  • Women hold only 36 percent of state supreme court seats. Currently, 17 states have only one female justice on their supreme court bench.

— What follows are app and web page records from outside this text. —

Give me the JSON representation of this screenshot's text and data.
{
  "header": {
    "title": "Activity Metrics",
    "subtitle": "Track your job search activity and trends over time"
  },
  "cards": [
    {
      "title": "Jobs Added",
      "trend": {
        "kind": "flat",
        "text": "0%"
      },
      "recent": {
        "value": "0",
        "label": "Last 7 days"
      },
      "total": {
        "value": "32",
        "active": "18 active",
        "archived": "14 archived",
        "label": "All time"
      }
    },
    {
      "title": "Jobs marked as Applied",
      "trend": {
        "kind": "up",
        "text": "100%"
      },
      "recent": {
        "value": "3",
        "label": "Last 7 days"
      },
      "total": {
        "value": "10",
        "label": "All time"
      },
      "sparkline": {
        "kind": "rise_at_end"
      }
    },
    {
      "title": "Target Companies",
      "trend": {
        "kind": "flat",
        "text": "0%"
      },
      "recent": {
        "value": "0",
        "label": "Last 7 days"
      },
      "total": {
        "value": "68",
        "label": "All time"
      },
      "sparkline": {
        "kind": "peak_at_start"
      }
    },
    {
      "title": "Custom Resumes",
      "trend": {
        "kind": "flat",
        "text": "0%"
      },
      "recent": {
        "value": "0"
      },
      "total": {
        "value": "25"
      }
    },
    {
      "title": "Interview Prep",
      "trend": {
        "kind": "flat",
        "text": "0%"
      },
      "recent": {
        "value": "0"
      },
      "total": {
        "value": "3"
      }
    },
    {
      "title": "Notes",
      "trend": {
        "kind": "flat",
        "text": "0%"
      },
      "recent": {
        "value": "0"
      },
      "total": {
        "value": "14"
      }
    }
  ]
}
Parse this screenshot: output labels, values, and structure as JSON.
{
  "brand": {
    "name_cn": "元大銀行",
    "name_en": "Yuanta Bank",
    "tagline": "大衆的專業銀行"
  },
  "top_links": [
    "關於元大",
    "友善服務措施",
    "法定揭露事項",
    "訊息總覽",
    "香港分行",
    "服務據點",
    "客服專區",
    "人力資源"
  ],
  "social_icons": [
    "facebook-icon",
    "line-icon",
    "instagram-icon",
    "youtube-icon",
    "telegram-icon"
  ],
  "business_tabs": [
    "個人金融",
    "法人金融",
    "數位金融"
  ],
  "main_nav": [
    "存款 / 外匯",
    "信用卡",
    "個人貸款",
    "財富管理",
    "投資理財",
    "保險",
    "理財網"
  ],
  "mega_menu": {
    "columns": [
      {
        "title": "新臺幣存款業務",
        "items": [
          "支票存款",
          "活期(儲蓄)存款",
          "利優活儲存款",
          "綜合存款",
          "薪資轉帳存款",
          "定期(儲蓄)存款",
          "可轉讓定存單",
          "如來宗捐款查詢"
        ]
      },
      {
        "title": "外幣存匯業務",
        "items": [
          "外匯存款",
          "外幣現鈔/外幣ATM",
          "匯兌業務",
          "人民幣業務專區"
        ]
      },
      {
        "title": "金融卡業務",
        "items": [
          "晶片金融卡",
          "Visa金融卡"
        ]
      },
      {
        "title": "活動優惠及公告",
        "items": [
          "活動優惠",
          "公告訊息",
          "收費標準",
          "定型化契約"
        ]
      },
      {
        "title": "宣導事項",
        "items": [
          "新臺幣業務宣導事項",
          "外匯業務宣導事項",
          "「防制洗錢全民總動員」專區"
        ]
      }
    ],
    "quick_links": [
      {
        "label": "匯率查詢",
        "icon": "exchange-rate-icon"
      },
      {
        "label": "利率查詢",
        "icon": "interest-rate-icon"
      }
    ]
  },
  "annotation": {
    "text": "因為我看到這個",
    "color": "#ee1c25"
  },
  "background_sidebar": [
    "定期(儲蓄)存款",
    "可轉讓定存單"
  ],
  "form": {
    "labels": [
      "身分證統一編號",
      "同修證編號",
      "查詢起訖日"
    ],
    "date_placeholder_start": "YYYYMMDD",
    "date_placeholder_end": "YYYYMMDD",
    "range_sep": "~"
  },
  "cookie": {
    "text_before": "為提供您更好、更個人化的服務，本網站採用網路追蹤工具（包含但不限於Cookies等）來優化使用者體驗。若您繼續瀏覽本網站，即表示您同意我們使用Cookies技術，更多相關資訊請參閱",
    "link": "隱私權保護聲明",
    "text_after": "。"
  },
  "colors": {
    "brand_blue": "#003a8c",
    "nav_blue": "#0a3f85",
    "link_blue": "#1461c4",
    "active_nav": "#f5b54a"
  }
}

By some measures, state supreme courts are less reflective of the United States’ diversity than they were a generation ago. The gap between the proportion of people of color on the supreme court bench and their representation in the U.S. population was higher in 2017 (the most current year for which we have available population data) than it was over two decades ago, in 1996.
 
This deficit of diversity among judges threatens the legitimacy of the judiciary in the eyes of the communities it serves. As former Ohio Supreme Court Justice Yvette McGee Brown observed, “The public’s perception of justice suffers . . . when the only people of color in a courthouse are in handcuffs.” This is particularly so in light of the vast racial disparities in the American criminal justice system, where 1 in 3 Black men are incarcerated in their lifetimes, compared with 1 in 17 white A 2015 National Center for State Courts survey of public confidence in state courts found a “massive racial gap” in trust in the fairness of the courts, revealing a “deep distrust of courts among African Americans.”
 
An absence of judicial diversity also limits the perspectives available to inform judicial deliberations, undermining state courts’ ability to develop a legal jurisprudence for an increasingly diverse America. Research shows that judicial diversity enriches judicial decision-making, promotes public confidence in the judiciary, and establishes role models across demographic groups.
 
Many factors drive this, including a long history of racial and gender discrimination and inequities in access to law schools and the legal bar (see Part II, “A History of Discrimination and Structural Hurdles”). Women and people of color continue to be underrepresented in the legal profession, and prior research has found that structural barriers — including implicit and explicit biases, disparities in access to mentoring, and unequal work assignments — impact their advancement into leadership positions in the law, which can in turn impact who reaches the bench.
 
Using new data, this report breaks ground in analyzing how another factor may impact diversity on the bench: a state’s method of judicial selection. Our analysis reveals that judicial elections have rarely been a path for people of color to reach the supreme court bench. This is true even in states that use contested elections to choose their justices. In these states, interim appointments, which occur when a seat opens in the middle of a justice’s term, have been the principal path to the bench for justices of color — but not for white justices. (Our findings are limited to state supreme courts, and dynamics may differ in lower courts.) And as detailed in Parts III and IV, we find racial disparities in virtually every element of state supreme court elections, from who wins, to how frequently incumbent justices are challenged, to how much money candidates raise, to who is supported by special interest groups.
 
Diversity on state supreme courts is under-studied and under-scrutinized, in part due to a lack of data: few states collect this information or make it publicly available. This report helps fill that gap, documenting missing diversity in the makeup of state high court benches across the country. However, understanding the starkly inadequate number of people of color and women on state supreme court benches is only a first step. We hope these findings will add urgency to efforts to build and strengthen pipelines to law school and the bench for underrepresented communities, encourage reforms to make both judicial elections and appointments more open to a diverse set of candidates, and inform discussions about how states should choose their justices in the first instance. Building a more inclusive judiciary should be a priority — not just for our elected officials and law schools, but for all of us.